And because most securities aren't up for sale at any given time, a small fraction of market participants can have outsized effects on prices. Consider oil back in April: sure the "prices" turned "negative" when a few poor suckers realized they had forgotten to roll their futures to the next month back when everybody else did and could get stuck with a physical delivery, but how many barrels worth of contracts did actually change hands at those prices?
Not sure how this would support the OP's point specifically, but just wanted to point out that 1%-level things can sometimes have large manifestations in "prices", just because liquidity is finite.
Here's a (high) schools data point... https://twitter.com/EricTopol/status/1266976828549238785?s=19
Regarding HCQ, the recent large-N studies were observational and looks like patients there were given HCQ late and if they were relatively sicker. Using it early on could still work (but now there won't be an RCT for that thanks to numerous delendae).
Regarding schools, did the countries that reopened those already fare particularly worse?
A while back TinyCast seemed pretty friendly: https://tinycast.cultivateforecasts.com/questions/new
That's terrible news! It means that on top of the meager coronavirus there's another unidentified disease overcrowding the hospitals, causing respirator shortages all over the world, and threatening to kill millions of people!

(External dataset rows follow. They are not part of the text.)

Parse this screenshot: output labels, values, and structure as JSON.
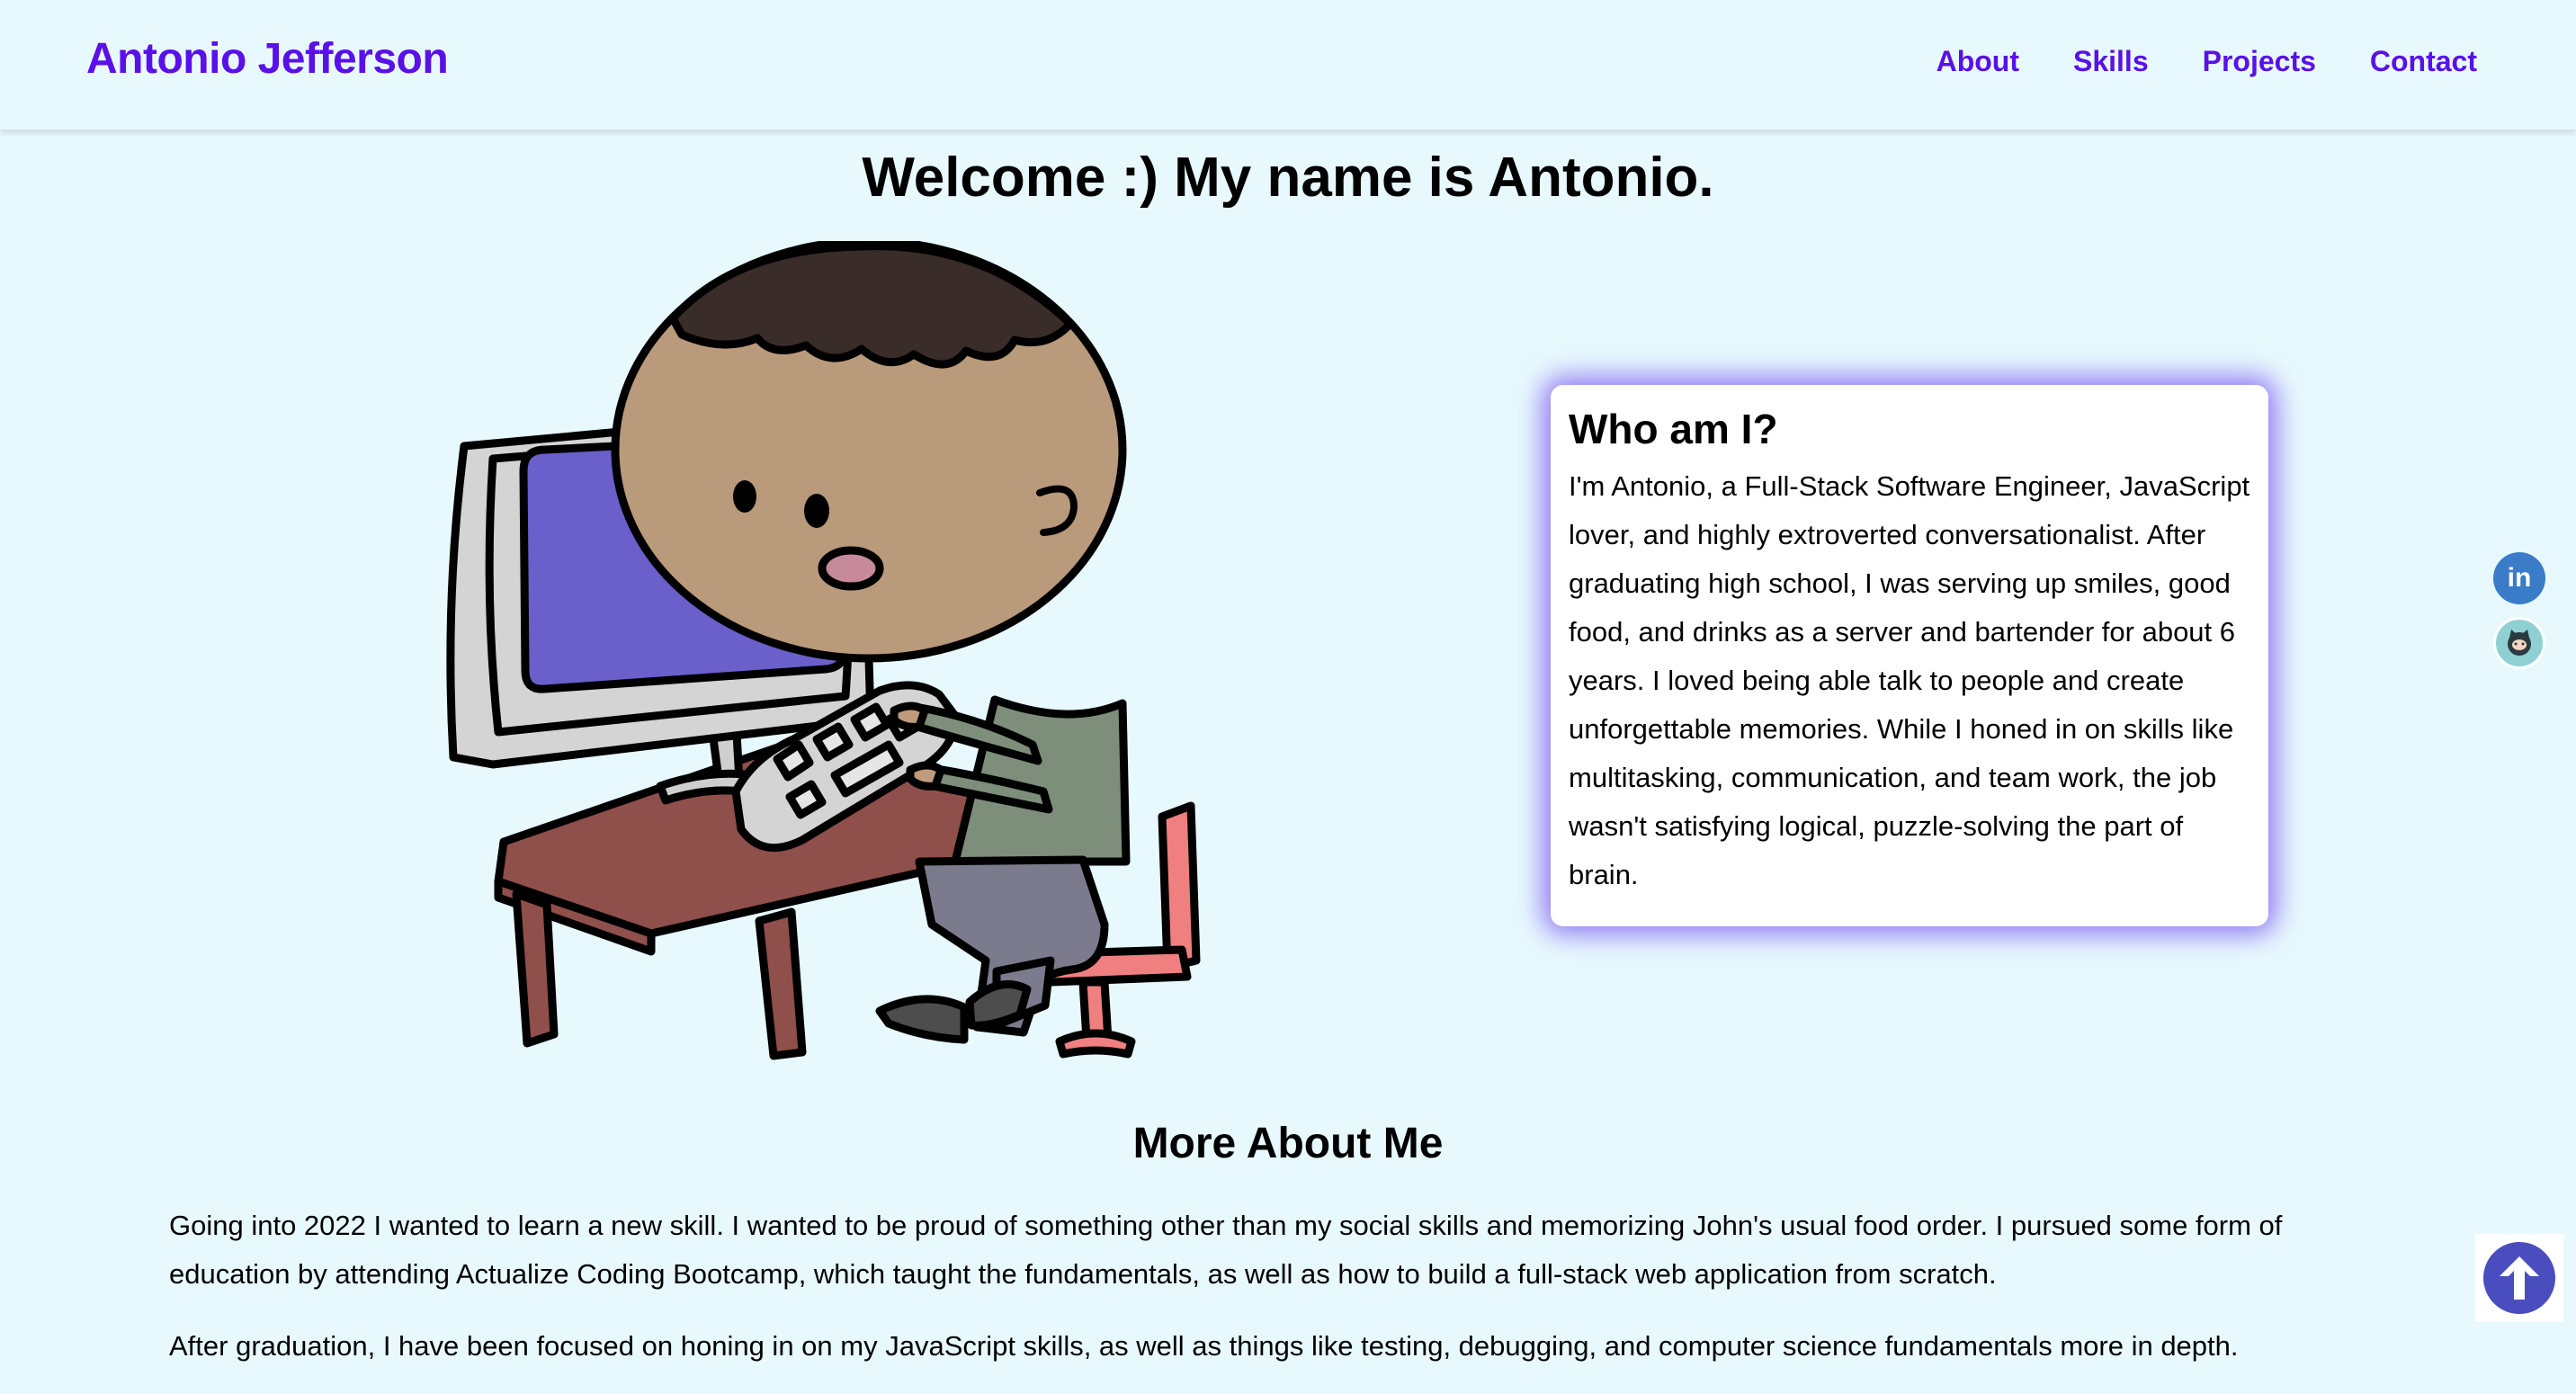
{
  "nav": {
    "brand": "Antonio Jefferson",
    "links": [
      "About",
      "Skills",
      "Projects",
      "Contact"
    ]
  },
  "hero": {
    "welcome": "Welcome :) My name is Antonio."
  },
  "who": {
    "title": "Who am I?",
    "text": "I'm Antonio, a Full-Stack Software Engineer, JavaScript lover, and highly extroverted conversationalist. After graduating high school, I was serving up smiles, good food, and drinks as a server and bartender for about 6 years. I loved being able talk to people and create unforgettable memories. While I honed in on skills like multitasking, communication, and team work, the job wasn't satisfying logical, puzzle-solving the part of brain."
  },
  "more": {
    "title": "More About Me",
    "paragraphs": [
      "Going into 2022 I wanted to learn a new skill. I wanted to be proud of something other than my social skills and memorizing John's usual food order. I pursued some form of education by attending Actualize Coding Bootcamp, which taught the fundamentals, as well as how to build a full-stack web application from scratch.",
      "After graduation, I have been focused on honing in on my JavaScript skills, as well as things like testing, debugging, and computer science fundamentals more in depth."
    ]
  },
  "socials": {
    "linkedin_icon": "linkedin-icon",
    "linkedin_glyph": "in",
    "github_icon": "github-icon"
  },
  "colors": {
    "background": "#e8f9fd",
    "accent": "#5a10e8",
    "card_glow": "#6e46f0",
    "scroll_button": "#4a4dbd"
  }
}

> The idea of “flattening the curve” is the worst, as it assumes a large number of infections AND a large number of virus generation AND high selective pressure
Flattening _per se_ doesn't affect the evolution of the virus much. It doesn't evolve on a time grid, but rather on an event grid where an event is spreading from a person to another. As long as it spreads the same number of times it will have the same number of opportunities to evolve.
"Overreacting to underestimates" - great way of putting it!